### Task goal
Copy each entry exactly, leaving nothing out.

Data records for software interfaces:
□ □ □ □

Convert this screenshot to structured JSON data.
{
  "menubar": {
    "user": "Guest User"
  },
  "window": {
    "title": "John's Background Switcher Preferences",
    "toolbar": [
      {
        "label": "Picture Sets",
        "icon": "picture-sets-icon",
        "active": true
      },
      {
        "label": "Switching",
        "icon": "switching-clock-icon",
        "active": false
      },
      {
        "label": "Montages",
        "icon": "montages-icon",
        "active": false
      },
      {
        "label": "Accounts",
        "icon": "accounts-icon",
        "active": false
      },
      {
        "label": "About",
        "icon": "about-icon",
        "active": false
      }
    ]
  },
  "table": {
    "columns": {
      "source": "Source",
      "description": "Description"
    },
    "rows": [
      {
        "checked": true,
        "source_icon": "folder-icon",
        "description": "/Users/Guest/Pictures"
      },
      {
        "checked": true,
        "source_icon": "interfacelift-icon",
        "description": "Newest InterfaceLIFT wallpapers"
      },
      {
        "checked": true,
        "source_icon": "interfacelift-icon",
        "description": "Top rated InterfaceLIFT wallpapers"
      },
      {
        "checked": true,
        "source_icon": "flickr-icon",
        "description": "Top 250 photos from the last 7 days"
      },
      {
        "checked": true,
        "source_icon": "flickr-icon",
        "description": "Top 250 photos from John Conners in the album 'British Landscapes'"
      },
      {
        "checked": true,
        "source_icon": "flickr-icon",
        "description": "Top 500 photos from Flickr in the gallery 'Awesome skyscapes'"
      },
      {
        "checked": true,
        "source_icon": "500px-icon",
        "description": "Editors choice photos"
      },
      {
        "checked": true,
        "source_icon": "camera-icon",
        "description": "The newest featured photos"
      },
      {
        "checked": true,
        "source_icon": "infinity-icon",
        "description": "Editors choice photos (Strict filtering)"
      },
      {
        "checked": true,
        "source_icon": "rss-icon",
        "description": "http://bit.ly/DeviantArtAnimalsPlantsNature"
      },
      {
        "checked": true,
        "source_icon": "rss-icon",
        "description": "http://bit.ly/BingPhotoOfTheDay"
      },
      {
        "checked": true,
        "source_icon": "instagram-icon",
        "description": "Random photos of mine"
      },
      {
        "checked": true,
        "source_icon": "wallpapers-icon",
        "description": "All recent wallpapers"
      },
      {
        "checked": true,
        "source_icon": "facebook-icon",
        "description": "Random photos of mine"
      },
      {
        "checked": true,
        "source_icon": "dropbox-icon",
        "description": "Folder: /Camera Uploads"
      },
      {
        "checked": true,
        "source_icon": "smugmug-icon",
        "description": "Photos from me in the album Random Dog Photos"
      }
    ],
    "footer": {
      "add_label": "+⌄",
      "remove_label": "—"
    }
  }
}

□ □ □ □

### Task solution
Convert this screenshot to structured JSON data.
{
  "menubar": {
    "user": "Guest User"
  },
  "window": {
    "title": "John's Background Switcher Preferences",
    "toolbar": [
      {
        "label": "Picture Sets",
        "icon": "picture-sets-icon",
        "active": true
      },
      {
        "label": "Switching",
        "icon": "switching-clock-icon",
        "active": false
      },
      {
        "label": "Montages",
        "icon": "montages-icon",
        "active": false
      },
      {
        "label": "Accounts",
        "icon": "accounts-icon",
        "active": false
      },
      {
        "label": "About",
        "icon": "about-icon",
        "active": false
      }
    ]
  },
  "table": {
    "columns": {
      "source": "Source",
      "description": "Description"
    },
    "rows": [
      {
        "checked": true,
        "source_icon": "folder-icon",
        "description": "/Users/Guest/Pictures"
      },
      {
        "checked": true,
        "source_icon": "interfacelift-icon",
        "description": "Newest InterfaceLIFT wallpapers"
      },
      {
        "checked": true,
        "source_icon": "interfacelift-icon",
        "description": "Top rated InterfaceLIFT wallpapers"
      },
      {
        "checked": true,
        "source_icon": "flickr-icon",
        "description": "Top 250 photos from the last 7 days"
      },
      {
        "checked": true,
        "source_icon": "flickr-icon",
        "description": "Top 250 photos from John Conners in the album 'British Landscapes'"
      },
      {
        "checked": true,
        "source_icon": "flickr-icon",
        "description": "Top 500 photos from Flickr in the gallery 'Awesome skyscapes'"
      },
      {
        "checked": true,
        "source_icon": "500px-icon",
        "description": "Editors choice photos"
      },
      {
        "checked": true,
        "source_icon": "camera-icon",
        "description": "The newest featured photos"
      },
      {
        "checked": true,
        "source_icon": "infinity-icon",
        "description": "Editors choice photos (Strict filtering)"
      },
      {
        "checked": true,
        "source_icon": "rss-icon",
        "description": "http://bit.ly/DeviantArtAnimalsPlantsNature"
      },
      {
        "checked": true,
        "source_icon": "rss-icon",
        "description": "http://bit.ly/BingPhotoOfTheDay"
      },
      {
        "checked": true,
        "source_icon": "instagram-icon",
        "description": "Random photos of mine"
      },
      {
        "checked": true,
        "source_icon": "wallpapers-icon",
        "description": "All recent wallpapers"
      },
      {
        "checked": true,
        "source_icon": "facebook-icon",
        "description": "Random photos of mine"
      },
      {
        "checked": true,
        "source_icon": "dropbox-icon",
        "description": "Folder: /Camera Uploads"
      },
      {
        "checked": true,
        "source_icon": "smugmug-icon",
        "description": "Photos from me in the album Random Dog Photos"
      }
    ],
    "footer": {
      "add_label": "+⌄",
      "remove_label": "—"
    }
  }
}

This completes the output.